A quick glance at Johnstown, Pa., on a map, and one would most likely write it off as a small town in America with little stories of interest to tell; but Freda Sattel, OD ’43, who is a life-long resident, has a story of her own that is unique.
In a time when many young women were not encouraged to further their education beyond high school, Dr. Sattel had her eye on something greater for herself. Toying around with the idea of becoming a journalist, she consulted with her father, who was an optometrist. While supporting her interest in journalism, he offered this advice, “When you get a degree, it should be your life insurance.” He then carefully recommended that she look into becoming an optometrist, as Dr. Sattel was always top of her class in both math and science.
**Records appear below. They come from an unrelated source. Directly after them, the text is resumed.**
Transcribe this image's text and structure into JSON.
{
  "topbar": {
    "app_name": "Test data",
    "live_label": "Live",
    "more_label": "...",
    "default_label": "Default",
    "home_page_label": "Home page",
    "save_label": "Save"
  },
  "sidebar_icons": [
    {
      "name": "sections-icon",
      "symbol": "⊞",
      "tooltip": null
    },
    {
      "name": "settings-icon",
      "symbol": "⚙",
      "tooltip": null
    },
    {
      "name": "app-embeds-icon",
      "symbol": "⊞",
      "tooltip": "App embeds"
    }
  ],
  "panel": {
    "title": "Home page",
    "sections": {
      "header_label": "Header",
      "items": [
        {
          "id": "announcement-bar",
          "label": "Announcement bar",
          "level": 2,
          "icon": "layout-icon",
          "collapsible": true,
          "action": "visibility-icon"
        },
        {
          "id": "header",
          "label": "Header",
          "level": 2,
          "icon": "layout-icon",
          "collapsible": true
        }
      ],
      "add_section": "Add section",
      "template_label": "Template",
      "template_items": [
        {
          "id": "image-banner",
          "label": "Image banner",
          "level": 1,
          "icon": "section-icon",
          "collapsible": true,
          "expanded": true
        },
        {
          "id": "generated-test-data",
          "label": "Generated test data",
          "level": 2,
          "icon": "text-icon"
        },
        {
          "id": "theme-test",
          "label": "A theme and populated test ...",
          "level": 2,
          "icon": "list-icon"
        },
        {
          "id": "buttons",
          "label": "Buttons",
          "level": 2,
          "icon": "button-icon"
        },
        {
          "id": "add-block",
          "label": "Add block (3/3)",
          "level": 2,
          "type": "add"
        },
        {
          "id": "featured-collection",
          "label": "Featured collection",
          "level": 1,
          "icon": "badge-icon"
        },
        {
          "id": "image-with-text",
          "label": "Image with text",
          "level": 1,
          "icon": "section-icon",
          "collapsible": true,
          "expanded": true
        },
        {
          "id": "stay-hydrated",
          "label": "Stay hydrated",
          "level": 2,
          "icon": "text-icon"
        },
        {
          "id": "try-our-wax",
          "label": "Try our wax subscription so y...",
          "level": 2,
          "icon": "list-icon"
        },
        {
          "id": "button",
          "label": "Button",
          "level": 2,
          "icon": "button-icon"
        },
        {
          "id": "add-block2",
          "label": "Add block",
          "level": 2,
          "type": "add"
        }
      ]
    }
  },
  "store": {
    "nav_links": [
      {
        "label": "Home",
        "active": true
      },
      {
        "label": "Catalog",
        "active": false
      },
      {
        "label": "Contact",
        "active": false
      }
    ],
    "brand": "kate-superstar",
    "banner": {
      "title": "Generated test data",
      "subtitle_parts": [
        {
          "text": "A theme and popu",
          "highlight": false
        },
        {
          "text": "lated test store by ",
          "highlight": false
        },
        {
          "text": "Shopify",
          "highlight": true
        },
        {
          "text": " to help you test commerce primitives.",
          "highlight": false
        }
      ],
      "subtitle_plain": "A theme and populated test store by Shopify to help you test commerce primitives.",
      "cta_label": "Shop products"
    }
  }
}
Her father was always supportive of her ambitions, and it was he who can be credited with installing in her the idea that just because she was a woman didn’t mean she wasn’t able to accomplish great things.
“My father would always say, ‘There’s no reason why my daughter can’t do what anyone else can do,’” she said.
Fresh out of high school, Dr. Sattel entered the then Pennsylvania State College of Optometry (PSCO) in September 1939. Being one of seven “freshman” women, it could have been daunting to Dr. Sattel as she pursued her Doctor of Optometry degree among the majority of men; but it did not phase her in the least.
“In some of my classes I was the only girl, but I was never made to feel uncomfortable,” she recalled.
Outside of class, she resided in a designated female dormitory, which happened to be housed on the third floor of PSCO’s founder and president, Dr. Albert Fitch’s residence. While living there, they adhered to strict rules which included no food in the rooms, a 9:00 p.m. curfew, and of course: no dating boys from school. “Of course we disobeyed,” she laughed.
Female Dormitory at Dr. Albert Fitch's Residence
When Dr. Sattel graduated in 1943, her diploma was issued stating “giving him the right to practice.” Again, not letting her gender deter her from following her dreams, she joined her father’s practice back in Johnstown. While learning the ropes at his practice, she also continued her education through seminars at Penn State University Park; University Park Campus, with Dr. A.K. Betts, a psychologist, and Dr. Ward Ewalt, a renowned optometrist in binocular vision which eventually led her to be accepted at the Gesell Institute of Child Development - a research, program development, and training center that brings together educators, parents and policymakers, because of her interest in vision therapy. She was the first woman in Gesell course.Just three years after she joined his practice, Dr. Sattel’s father passed away. It was then that she faced some of her greatest challenges of being a woman in optometry as she took over. “I was female and I was young - I didn’t know how many families would stay at the practice after my father passed,” she said.There were whispers from sales representatives stating they didn’t think she would be able to make it, but that only put wind in her sails, she said. Admittedly, the first three months after her father’s passing were tough, and she had to quickly figure out how not only how to retain the families to the practice, but also how to gain new patients by word-of-mouth. She quickly figured out she needed to treat her patients like family. It was because of the innate care she provided her patients as well as her “can do” attitude that she was able to overcome adversity to continue to successfully manage the practice. In fact, she was so successful, that in 1974 she built a new and bigger office which received a beautification award for being the most beautiful building in Johnstown of that year.
As a result of her determination, it should come to no surprise that Dr. Sattel has received many awards and recognition for her hard work in optometry. But the ones that have meant the most to her pertain to her profession: Outstanding Service to the Visually Impaired and Handicapped, from Cambria County Branch of the Association for the Blind in 1972; Tribute to Women Award, from Young Women’s Christian Association (YWCA) of Johnstown to the Woman of the Year in Optometry in 1992; Pennsylvania Optometrist of the Year, from the Pennsylvania Optometric Association in 1989 in which she was the first woman recipient; and Albert Fitch Memorial Alumnus of the Year Award, from PCO in 1990 - which she believes is the most meaningful award she has ever received. The Albert Fitch Memorial Alumnus of the Year Award is presented to an alumnus of PCO who has distinguished himself/herself through extraordinary service and contributions to the profession of optometry, bringing honor and prestige to the College.
Alongside her practice, Dr. Sattel was also selected by the University of Pittsburgh at Johnstown to represent optometry by lecturing and allowing students to come and observe her in practice. As if that wasn’t enough, she also was a preceptor and a mentor for students from PCO which she found to be a gratifying experience.
Although Dr. Sattel never set out to make her journey in the early days of optometry about being a woman in the profession, it did on multiple occasions weave its way into her career and was helpful to distinguish herself in the field of optometry.
“As I retrace my steps, the decision to make optometry my career was certainly the right move, for which I thank my father,” she said. Not only did she find that it gave her financial security and independence, but more importantly, it allowed her to be a part of a profession that she thoroughly enjoyed.